* What the exercise asks:
Every entry must be given again exactly as it is written.

== Segment start ==

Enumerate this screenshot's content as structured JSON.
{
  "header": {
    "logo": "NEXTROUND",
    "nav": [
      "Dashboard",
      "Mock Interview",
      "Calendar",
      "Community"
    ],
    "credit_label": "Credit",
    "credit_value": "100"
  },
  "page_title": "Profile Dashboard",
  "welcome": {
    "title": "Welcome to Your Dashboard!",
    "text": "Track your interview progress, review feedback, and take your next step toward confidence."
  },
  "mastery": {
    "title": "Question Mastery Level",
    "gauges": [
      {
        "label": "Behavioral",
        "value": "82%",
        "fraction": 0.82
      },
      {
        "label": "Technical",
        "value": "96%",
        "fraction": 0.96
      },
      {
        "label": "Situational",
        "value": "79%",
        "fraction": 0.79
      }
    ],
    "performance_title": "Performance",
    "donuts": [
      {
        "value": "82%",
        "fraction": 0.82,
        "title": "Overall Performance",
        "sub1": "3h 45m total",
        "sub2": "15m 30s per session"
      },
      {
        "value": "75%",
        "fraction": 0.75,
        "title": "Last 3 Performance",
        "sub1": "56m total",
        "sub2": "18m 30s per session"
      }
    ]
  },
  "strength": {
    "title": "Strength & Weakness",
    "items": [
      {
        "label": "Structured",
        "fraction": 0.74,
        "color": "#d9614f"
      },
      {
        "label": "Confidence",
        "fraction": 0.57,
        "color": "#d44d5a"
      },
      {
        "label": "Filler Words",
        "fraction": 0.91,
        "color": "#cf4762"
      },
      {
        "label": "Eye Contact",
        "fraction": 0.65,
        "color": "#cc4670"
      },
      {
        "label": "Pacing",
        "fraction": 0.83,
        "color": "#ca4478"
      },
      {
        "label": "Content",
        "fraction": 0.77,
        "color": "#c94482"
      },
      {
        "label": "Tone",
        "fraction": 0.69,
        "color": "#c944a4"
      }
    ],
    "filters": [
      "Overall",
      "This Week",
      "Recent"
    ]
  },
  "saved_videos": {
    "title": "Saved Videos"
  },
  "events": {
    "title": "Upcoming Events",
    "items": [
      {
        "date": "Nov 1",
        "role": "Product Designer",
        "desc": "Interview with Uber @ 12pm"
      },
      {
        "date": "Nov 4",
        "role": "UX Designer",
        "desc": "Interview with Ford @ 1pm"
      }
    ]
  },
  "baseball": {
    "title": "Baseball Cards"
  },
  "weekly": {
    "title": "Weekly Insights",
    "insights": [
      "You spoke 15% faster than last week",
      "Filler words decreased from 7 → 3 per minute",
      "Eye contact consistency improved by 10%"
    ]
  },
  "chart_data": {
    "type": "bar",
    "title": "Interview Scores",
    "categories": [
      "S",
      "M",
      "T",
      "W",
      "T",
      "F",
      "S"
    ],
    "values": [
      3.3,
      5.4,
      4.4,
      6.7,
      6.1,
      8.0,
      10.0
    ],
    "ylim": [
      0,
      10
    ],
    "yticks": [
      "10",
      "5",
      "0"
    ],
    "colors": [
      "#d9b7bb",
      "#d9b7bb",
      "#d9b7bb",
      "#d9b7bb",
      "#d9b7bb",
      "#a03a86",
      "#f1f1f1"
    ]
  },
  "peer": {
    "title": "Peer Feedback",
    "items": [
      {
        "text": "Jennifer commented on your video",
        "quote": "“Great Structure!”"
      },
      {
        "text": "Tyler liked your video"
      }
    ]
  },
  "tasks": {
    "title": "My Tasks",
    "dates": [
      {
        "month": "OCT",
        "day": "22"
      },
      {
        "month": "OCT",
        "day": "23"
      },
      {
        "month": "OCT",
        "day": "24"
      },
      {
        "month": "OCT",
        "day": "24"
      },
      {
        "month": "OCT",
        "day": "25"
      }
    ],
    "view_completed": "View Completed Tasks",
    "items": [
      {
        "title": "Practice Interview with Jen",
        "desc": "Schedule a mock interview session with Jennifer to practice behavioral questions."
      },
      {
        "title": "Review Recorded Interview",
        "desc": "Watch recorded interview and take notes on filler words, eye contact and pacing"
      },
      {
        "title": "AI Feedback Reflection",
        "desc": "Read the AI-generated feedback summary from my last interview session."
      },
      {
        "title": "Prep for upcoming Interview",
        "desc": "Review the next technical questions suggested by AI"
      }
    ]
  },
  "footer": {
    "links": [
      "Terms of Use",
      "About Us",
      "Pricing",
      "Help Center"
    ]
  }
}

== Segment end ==

* Exercise output:
Enumerate this screenshot's content as structured JSON.
{
  "header": {
    "logo": "NEXTROUND",
    "nav": [
      "Dashboard",
      "Mock Interview",
      "Calendar",
      "Community"
    ],
    "credit_label": "Credit",
    "credit_value": "100"
  },
  "page_title": "Profile Dashboard",
  "welcome": {
    "title": "Welcome to Your Dashboard!",
    "text": "Track your interview progress, review feedback, and take your next step toward confidence."
  },
  "mastery": {
    "title": "Question Mastery Level",
    "gauges": [
      {
        "label": "Behavioral",
        "value": "82%",
        "fraction": 0.82
      },
      {
        "label": "Technical",
        "value": "96%",
        "fraction": 0.96
      },
      {
        "label": "Situational",
        "value": "79%",
        "fraction": 0.79
      }
    ],
    "performance_title": "Performance",
    "donuts": [
      {
        "value": "82%",
        "fraction": 0.82,
        "title": "Overall Performance",
        "sub1": "3h 45m total",
        "sub2": "15m 30s per session"
      },
      {
        "value": "75%",
        "fraction": 0.75,
        "title": "Last 3 Performance",
        "sub1": "56m total",
        "sub2": "18m 30s per session"
      }
    ]
  },
  "strength": {
    "title": "Strength & Weakness",
    "items": [
      {
        "label": "Structured",
        "fraction": 0.74,
        "color": "#d9614f"
      },
      {
        "label": "Confidence",
        "fraction": 0.57,
        "color": "#d44d5a"
      },
      {
        "label": "Filler Words",
        "fraction": 0.91,
        "color": "#cf4762"
      },
      {
        "label": "Eye Contact",
        "fraction": 0.65,
        "color": "#cc4670"
      },
      {
        "label": "Pacing",
        "fraction": 0.83,
        "color": "#ca4478"
      },
      {
        "label": "Content",
        "fraction": 0.77,
        "color": "#c94482"
      },
      {
        "label": "Tone",
        "fraction": 0.69,
        "color": "#c944a4"
      }
    ],
    "filters": [
      "Overall",
      "This Week",
      "Recent"
    ]
  },
  "saved_videos": {
    "title": "Saved Videos"
  },
  "events": {
    "title": "Upcoming Events",
    "items": [
      {
        "date": "Nov 1",
        "role": "Product Designer",
        "desc": "Interview with Uber @ 12pm"
      },
      {
        "date": "Nov 4",
        "role": "UX Designer",
        "desc": "Interview with Ford @ 1pm"
      }
    ]
  },
  "baseball": {
    "title": "Baseball Cards"
  },
  "weekly": {
    "title": "Weekly Insights",
    "insights": [
      "You spoke 15% faster than last week",
      "Filler words decreased from 7 → 3 per minute",
      "Eye contact consistency improved by 10%"
    ]
  },
  "chart_data": {
    "type": "bar",
    "title": "Interview Scores",
    "categories": [
      "S",
      "M",
      "T",
      "W",
      "T",
      "F",
      "S"
    ],
    "values": [
      3.3,
      5.4,
      4.4,
      6.7,
      6.1,
      8.0,
      10.0
    ],
    "ylim": [
      0,
      10
    ],
    "yticks": [
      "10",
      "5",
      "0"
    ],
    "colors": [
      "#d9b7bb",
      "#d9b7bb",
      "#d9b7bb",
      "#d9b7bb",
      "#d9b7bb",
      "#a03a86",
      "#f1f1f1"
    ]
  },
  "peer": {
    "title": "Peer Feedback",
    "items": [
      {
        "text": "Jennifer commented on your video",
        "quote": "“Great Structure!”"
      },
      {
        "text": "Tyler liked your video"
      }
    ]
  },
  "tasks": {
    "title": "My Tasks",
    "dates": [
      {
        "month": "OCT",
        "day": "22"
      },
      {
        "month": "OCT",
        "day": "23"
      },
      {
        "month": "OCT",
        "day": "24"
      },
      {
        "month": "OCT",
        "day": "24"
      },
      {
        "month": "OCT",
        "day": "25"
      }
    ],
    "view_completed": "View Completed Tasks",
    "items": [
      {
        "title": "Practice Interview with Jen",
        "desc": "Schedule a mock interview session with Jennifer to practice behavioral questions."
      },
      {
        "title": "Review Recorded Interview",
        "desc": "Watch recorded interview and take notes on filler words, eye contact and pacing"
      },
      {
        "title": "AI Feedback Reflection",
        "desc": "Read the AI-generated feedback summary from my last interview session."
      },
      {
        "title": "Prep for upcoming Interview",
        "desc": "Review the next technical questions suggested by AI"
      }
    ]
  },
  "footer": {
    "links": [
      "Terms of Use",
      "About Us",
      "Pricing",
      "Help Center"
    ]
  }
}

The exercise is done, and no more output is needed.